There is a blind spot in our perception. We easily see what others do to us, but we seldom see what we do to others.
The reason for that is that what is done to us is felt by us. It’s therefore easy to enter our awareness. What we do to others is not felt by us and is therefore much harder to become conscious of. We need to actually think about it for us to realize it. And when most of our actions, and what they lead up to, go unnoticed by us, we seldom know what we do to the people around us.
But what we do always gets a response. Sometimes in the form of an immediate action, but often in the form of a delayed reaction or an overall change in attitude towards us. As a result, most retaliations seems to come out of nowhere, and that’s when it’s hard for us to see them as answers to our own actions.
But many maneuvers against us are actually born as a direct feedback to what we unknowingly do. They are our own deeds reflected back at us. But since we can’t see this, we often think the first strike is theirs. And in defense we often come with a counterattack, purely based on what we think others are doing to us. And that’s how endless loops of back and forth retribution come into existence. At our expense.
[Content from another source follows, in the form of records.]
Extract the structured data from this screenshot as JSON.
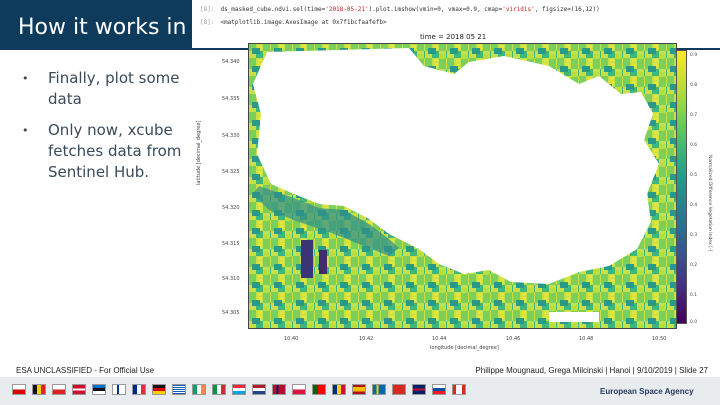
{
  "slide": {
    "title": "How it works in",
    "bullets": [
      "Finally, plot some data",
      "Only now, xcube fetches data from Sentinel Hub."
    ],
    "bullet_glyph": "•"
  },
  "notebook": {
    "line1_prompt": "[8]:",
    "line1_code_a": "ds_masked_cube.ndvi.sel(time=",
    "line1_string": "'2018-05-21'",
    "line1_code_b": ").plot.imshow(vmin=0, vmax=0.9, cmap=",
    "line1_cmap": "'viridis'",
    "line1_code_c": ", figsize=(16,12))",
    "line2_prompt": "[8]:",
    "line2_output": "<matplotlib.image.AxesImage at 0x7f1bcfaafefb>"
  },
  "chart_data": {
    "type": "heatmap",
    "title": "time = 2018 05 21",
    "xlabel": "longitude [decimal_degree]",
    "ylabel": "latitude [decimal_degree]",
    "colorbar_label": "Normalized Difference Vegetation Index [-]",
    "yticks": [
      "54.340",
      "54.335",
      "54.330",
      "54.325",
      "54.320",
      "54.315",
      "54.310",
      "54.305"
    ],
    "xticks": [
      "10.40",
      "10.42",
      "10.44",
      "10.46",
      "10.48",
      "10.50"
    ],
    "colorbar_ticks": [
      "0.9",
      "0.8",
      "0.7",
      "0.6",
      "0.5",
      "0.4",
      "0.3",
      "0.2",
      "0.1",
      "0.0"
    ],
    "vmin": 0.0,
    "vmax": 0.9,
    "colormap": "viridis"
  },
  "footer": {
    "classification": "ESA UNCLASSIFIED - For Official Use",
    "credit": "Philippe Mougnaud, Grega Milcinski | Hanoi | 9/10/2019 | Slide  27",
    "organization": "European Space Agency"
  },
  "colors": {
    "header": "#0e3a5c",
    "text": "#3a4a5a",
    "water": "#ffffff"
  }
}
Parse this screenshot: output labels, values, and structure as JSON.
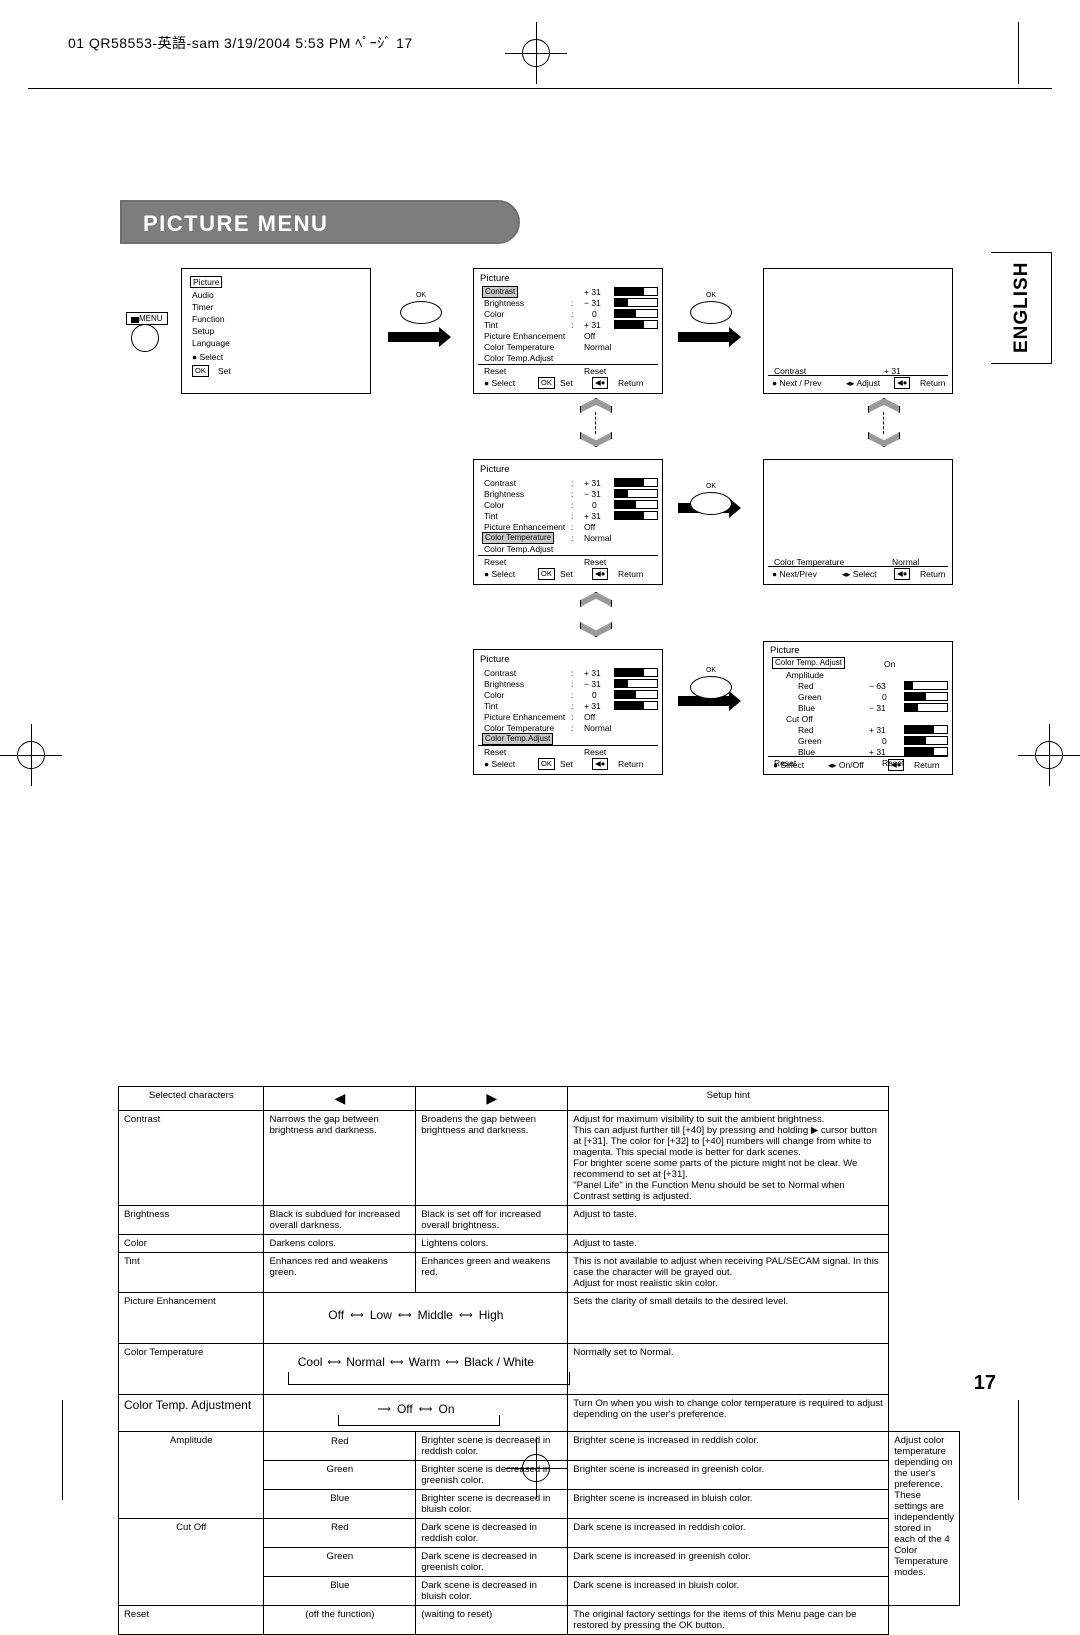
{
  "header": {
    "text": "01 QR58553-英語-sam 3/19/2004 5:53 PM ﾍﾟｰｼﾞ 17"
  },
  "title": "PICTURE MENU",
  "language_tab": "ENGLISH",
  "page_number": "17",
  "osd": {
    "menu_button_label": "MENU",
    "panel1": {
      "title": "Picture",
      "items": [
        "Picture",
        "Audio",
        "Timer",
        "Function",
        "Setup",
        "Language"
      ],
      "footer_select": "Select",
      "footer_ok": "OK",
      "footer_set": "Set"
    },
    "panel2": {
      "title": "Picture",
      "rows": [
        {
          "label": "Contrast",
          "value": "+ 31",
          "bar": 70,
          "highlight": true
        },
        {
          "label": "Brightness",
          "value": "− 31",
          "bar": 30
        },
        {
          "label": "Color",
          "value": "0",
          "bar": 50
        },
        {
          "label": "Tint",
          "value": "+ 31",
          "bar": 70
        },
        {
          "label": "Picture Enhancement",
          "value": "Off"
        },
        {
          "label": "Color Temperature",
          "value": "Normal"
        },
        {
          "label": "Color Temp.Adjust",
          "value": ""
        },
        {
          "label": "Reset",
          "value": "Reset"
        }
      ],
      "footer": [
        "Select",
        "OK",
        "Set",
        "Return"
      ]
    },
    "panel3": {
      "rows": [
        {
          "label": "Contrast",
          "value": "+ 31"
        }
      ],
      "footer": [
        "Next / Prev",
        "Adjust",
        "Return"
      ]
    },
    "panel4": {
      "title": "Picture",
      "rows": [
        {
          "label": "Contrast",
          "value": "+ 31",
          "bar": 70
        },
        {
          "label": "Brightness",
          "value": "− 31",
          "bar": 30
        },
        {
          "label": "Color",
          "value": "0",
          "bar": 50
        },
        {
          "label": "Tint",
          "value": "+ 31",
          "bar": 70
        },
        {
          "label": "Picture Enhancement",
          "value": "Off"
        },
        {
          "label": "Color Temperature",
          "value": "Normal",
          "highlight": true
        },
        {
          "label": "Color Temp.Adjust",
          "value": ""
        },
        {
          "label": "Reset",
          "value": "Reset"
        }
      ],
      "footer": [
        "Select",
        "OK",
        "Set",
        "Return"
      ]
    },
    "panel5": {
      "rows": [
        {
          "label": "Color Temperature",
          "value": "Normal"
        }
      ],
      "footer": [
        "Next/Prev",
        "Select",
        "Return"
      ]
    },
    "panel6": {
      "title": "Picture",
      "rows": [
        {
          "label": "Contrast",
          "value": "+ 31",
          "bar": 70
        },
        {
          "label": "Brightness",
          "value": "− 31",
          "bar": 30
        },
        {
          "label": "Color",
          "value": "0",
          "bar": 50
        },
        {
          "label": "Tint",
          "value": "+ 31",
          "bar": 70
        },
        {
          "label": "Picture Enhancement",
          "value": "Off"
        },
        {
          "label": "Color Temperature",
          "value": "Normal"
        },
        {
          "label": "Color Temp.Adjust",
          "value": "",
          "highlight": true
        },
        {
          "label": "Reset",
          "value": "Reset"
        }
      ],
      "footer": [
        "Select",
        "OK",
        "Set",
        "Return"
      ]
    },
    "panel7": {
      "title": "Picture",
      "head": {
        "label": "Color Temp. Adjust",
        "value": "On"
      },
      "group1": "Amplitude",
      "group1_rows": [
        {
          "label": "Red",
          "value": "− 63",
          "bar": 18
        },
        {
          "label": "Green",
          "value": "0",
          "bar": 50
        },
        {
          "label": "Blue",
          "value": "− 31",
          "bar": 32
        }
      ],
      "group2": "Cut Off",
      "group2_rows": [
        {
          "label": "Red",
          "value": "+ 31",
          "bar": 70
        },
        {
          "label": "Green",
          "value": "0",
          "bar": 50
        },
        {
          "label": "Blue",
          "value": "+ 31",
          "bar": 70
        }
      ],
      "reset_label": "Reset",
      "reset_value": "Reset",
      "footer": [
        "Select",
        "On/Off",
        "Return"
      ]
    }
  },
  "table": {
    "headers": [
      "Selected characters",
      "◀",
      "▶",
      "Setup hint"
    ],
    "rows": [
      {
        "name": "Contrast",
        "left": "Narrows the gap between brightness and darkness.",
        "right": "Broadens the gap between brightness and darkness.",
        "hint": "Adjust for maximum visibility to suit the ambient brightness.\nThis can adjust further till [+40] by pressing and holding ▶ cursor button at [+31]. The color for [+32] to [+40] numbers will change from white to magenta. This special mode is better for dark scenes.\nFor brighter scene some parts of the picture might not be clear. We recommend to set at [+31].\n\"Panel Life\" in the Function Menu should be set to Normal when Contrast setting is adjusted."
      },
      {
        "name": "Brightness",
        "left": "Black is subdued for increased overall darkness.",
        "right": "Black is set off for increased overall brightness.",
        "hint": "Adjust to taste."
      },
      {
        "name": "Color",
        "left": "Darkens colors.",
        "right": "Lightens colors.",
        "hint": "Adjust to taste."
      },
      {
        "name": "Tint",
        "left": "Enhances red and weakens green.",
        "right": "Enhances green and weakens red.",
        "hint": "This is not available to adjust when receiving PAL/SECAM signal. In this case the character will be grayed out.\nAdjust for most realistic skin color."
      },
      {
        "name": "Picture Enhancement",
        "flow": [
          "Off",
          "Low",
          "Middle",
          "High"
        ],
        "hint": "Sets the clarity of small details to the desired level."
      },
      {
        "name": "Color Temperature",
        "flow": [
          "Cool",
          "Normal",
          "Warm",
          "Black / White"
        ],
        "hint": "Normally set to Normal."
      },
      {
        "name": "Color Temp. Adjustment",
        "flow": [
          "Off",
          "On"
        ],
        "hint": "Turn On when you wish to change color temperature is required to adjust depending on the user's preference."
      }
    ],
    "amplitude_label": "Amplitude",
    "cutoff_label": "Cut Off",
    "color_rows": [
      {
        "color": "Red",
        "left": "Brighter scene is decreased in reddish color.",
        "right": "Brighter scene is increased in reddish color."
      },
      {
        "color": "Green",
        "left": "Brighter scene is decreased in greenish color.",
        "right": "Brighter scene is increased in greenish color."
      },
      {
        "color": "Blue",
        "left": "Brighter scene is decreased in bluish color.",
        "right": "Brighter scene is increased in bluish color."
      },
      {
        "color": "Red",
        "left": "Dark scene is decreased in reddish color.",
        "right": "Dark scene is increased in reddish color."
      },
      {
        "color": "Green",
        "left": "Dark scene is decreased in greenish color.",
        "right": "Dark scene is increased in greenish color."
      },
      {
        "color": "Blue",
        "left": "Dark scene is decreased in bluish color.",
        "right": "Dark scene is increased in bluish color."
      }
    ],
    "color_hint": "Adjust color temperature depending on the user's preference. These settings are independently stored in each of the 4 Color Temperature modes.",
    "reset_row": {
      "name": "Reset",
      "left": "(off the function)",
      "right": "(waiting to reset)",
      "hint": "The original factory settings for the items of this Menu page can be restored by pressing the OK button."
    }
  }
}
To break through this barrier of vicious circles we must look into the sequence of events. Always know that no deed is ever without preceding action. It’s either a direct feedback of something you did or an indirect feedback of something someone else did to the one who is doing something to you. Before you repay someone, think about the origin of the action. When it originated with you, take responsibility; when it originates somewhere else, don’t take it personal. In any case, try to break the endless chain of quid pro quo.
The best cause of action, in my experience, is to simply ask people about what they do and why they do it. Not only does this give them a chance to explain themselves, but it gives us a chance to learn about our own actions through the eyes of others. Next to contemplating our own deeds, this is a sure way to make up for the blind spot that exists in our perception.
|Jerry CorstensA visionary dreamer with a blind passion for self-reflection and contemplating life, a self-proclaimed philosopher with poetic ambitions. He’s serious about helping people with the insights he gathered, but playful in the way he communicates his wisdom. It made him leave a career as environmental engineer behind, in favor of becoming a personal development coach and thought-provoking writer.|